And so, this is where we are today within this network especially in the case of Bitcoin we are now seeing a direct conflict. It’s not a violent conflict, it’s simply a conflict of ideas. It’s a disagreement about the future of the network. It’s a disagreement about the future of the currency and the future of the consensus rules. I have to assume good faith. I think both parties see the way forward as the best way forward for Bitcoin. But in technology it’s not just a matter of opinion, there is truth. Truth means something. There are correct opinions and incorrect opinions. There are opinions that matched the facts and once it don’t it’s not a system of belief, it’s a system of science.

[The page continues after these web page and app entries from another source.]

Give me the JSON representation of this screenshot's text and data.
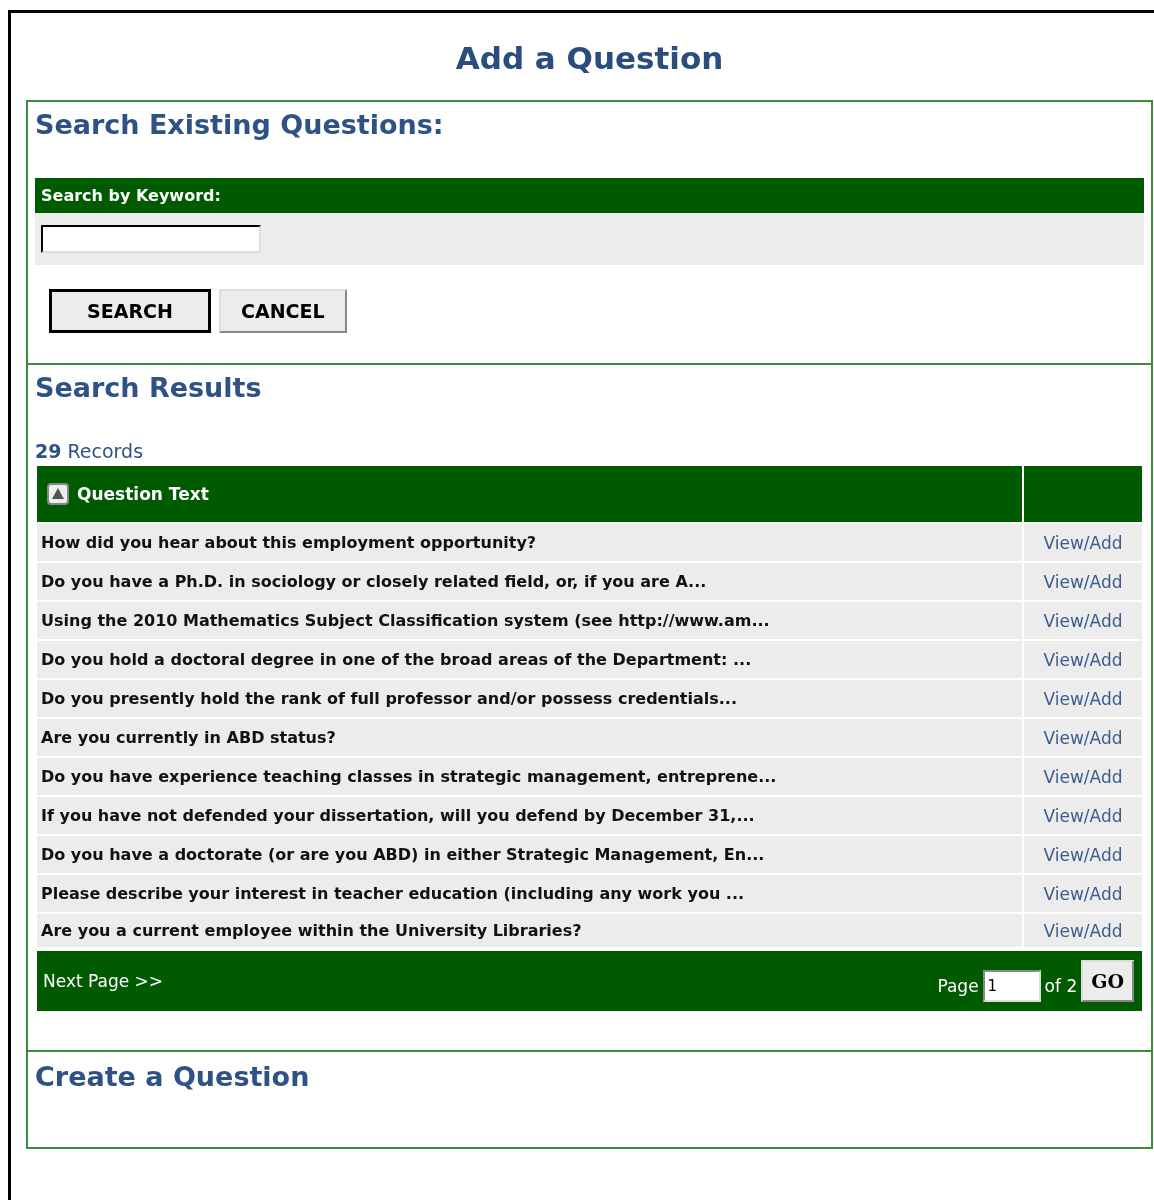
{
  "title": "Add a Question",
  "search": {
    "heading": "Search Existing Questions:",
    "field_label": "Search by Keyword:",
    "buttons": [
      {
        "label": "SEARCH",
        "default": true
      },
      {
        "label": "CANCEL",
        "default": false
      }
    ]
  },
  "results": {
    "heading": "Search Results",
    "count": "**29** Records",
    "columns": [
      "Question Text"
    ],
    "rows": [
      {
        "question": "How did you hear about this employment opportunity?",
        "action": "View/Add"
      },
      {
        "question": "Do you have a Ph.D. in sociology or closely related field, or, if you are A...",
        "action": "View/Add"
      },
      {
        "question": "Using the 2010 Mathematics Subject Classification system (see http://www.am...",
        "action": "View/Add"
      },
      {
        "question": "Do you hold a doctoral degree in one of the broad areas of the Department: ...",
        "action": "View/Add"
      },
      {
        "question": "Do you presently hold the rank of full professor and/or possess credentials...",
        "action": "View/Add"
      },
      {
        "question": "Are you currently in ABD status?",
        "action": "View/Add"
      },
      {
        "question": "Do you have experience teaching classes in strategic management, entreprene...",
        "action": "View/Add"
      },
      {
        "question": "If you have not defended your dissertation, will you defend by December 31,...",
        "action": "View/Add"
      },
      {
        "question": "Do you have a doctorate (or are you ABD) in either Strategic Management, En...",
        "action": "View/Add"
      },
      {
        "question": "Please describe your interest in teacher education (including any work you ...",
        "action": "View/Add"
      },
      {
        "question": "Are you a current employee within the University Libraries?",
        "action": "View/Add"
      }
    ],
    "pagination": {
      "next": "Next Page >>",
      "page_label": "Page",
      "page_value": "1",
      "of_label": "of 2",
      "go": "GO"
    }
  },
  "create": {
    "heading": "Create a Question"
  }
}
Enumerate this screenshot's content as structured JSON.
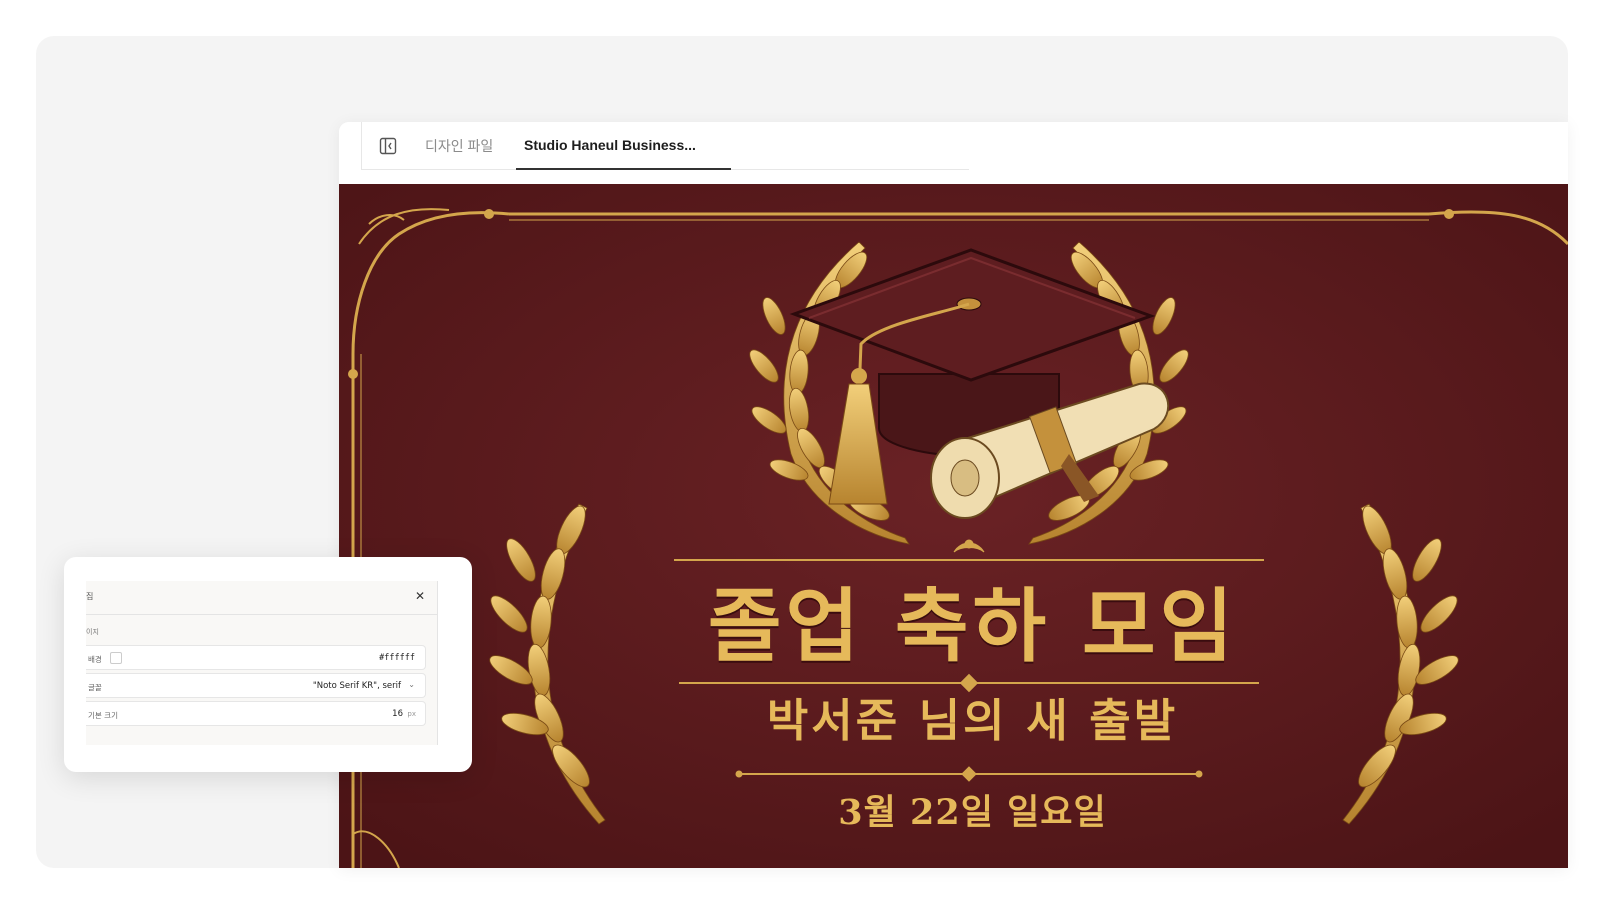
{
  "tabs": [
    {
      "label": "디자인 파일",
      "active": false
    },
    {
      "label": "Studio Haneul Business...",
      "active": true
    }
  ],
  "poster": {
    "title": "졸업 축하 모임",
    "subtitle": "박서준 님의 새 출발",
    "date": "3월 22일 일요일",
    "background_color": "#5b1a1d",
    "accent_color": "#e6b95a"
  },
  "settings_panel": {
    "title": "집",
    "section_label": "이지",
    "rows": [
      {
        "label": "배경",
        "value": "#ffffff"
      },
      {
        "label": "글꼴",
        "value": "\"Noto Serif KR\", serif"
      },
      {
        "label": "기본 크기",
        "value": "16",
        "unit": "px"
      }
    ]
  },
  "icons": {
    "sidebar_toggle": "sidebar-collapse-icon",
    "close": "close-icon",
    "dropdown": "chevron-down-icon"
  }
}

Unfortunately most of the conversations that’s happening really looks like a system of belief or more like a competition of soccer. So, on the one hand you have die-hard fans of FC Barcelona and on the other hand die-hard fans of Manchester United. There is no right or wrong. There is no correct answer. There is only my team and your team and your team is wearing the wrong color, they look silly and they can’t play soccer. Clearly any intelligent person can see that. Unfortunately that doesn’t leads to any scientific conclusions which is why we’re here.
So, what we’re seeing today is the combination of a fundamental culture clash between people who primarily build, manage, deploy and run hardware and people who fundamentally build, manage. And maintain software and that’s why you’ll notice some Chinese people on the software side and then some Westerners on the hardware side and this is not a culture clash between East and West. It is a culture clash between hardware and software and from within that a new culture is now emerging. A culture of developers who are building trustware who are gradually seeing the nuances and incredible difficulty of building a system of consensus rules that is backed by hardware and deployed on a global network and that is trustware. Thank you.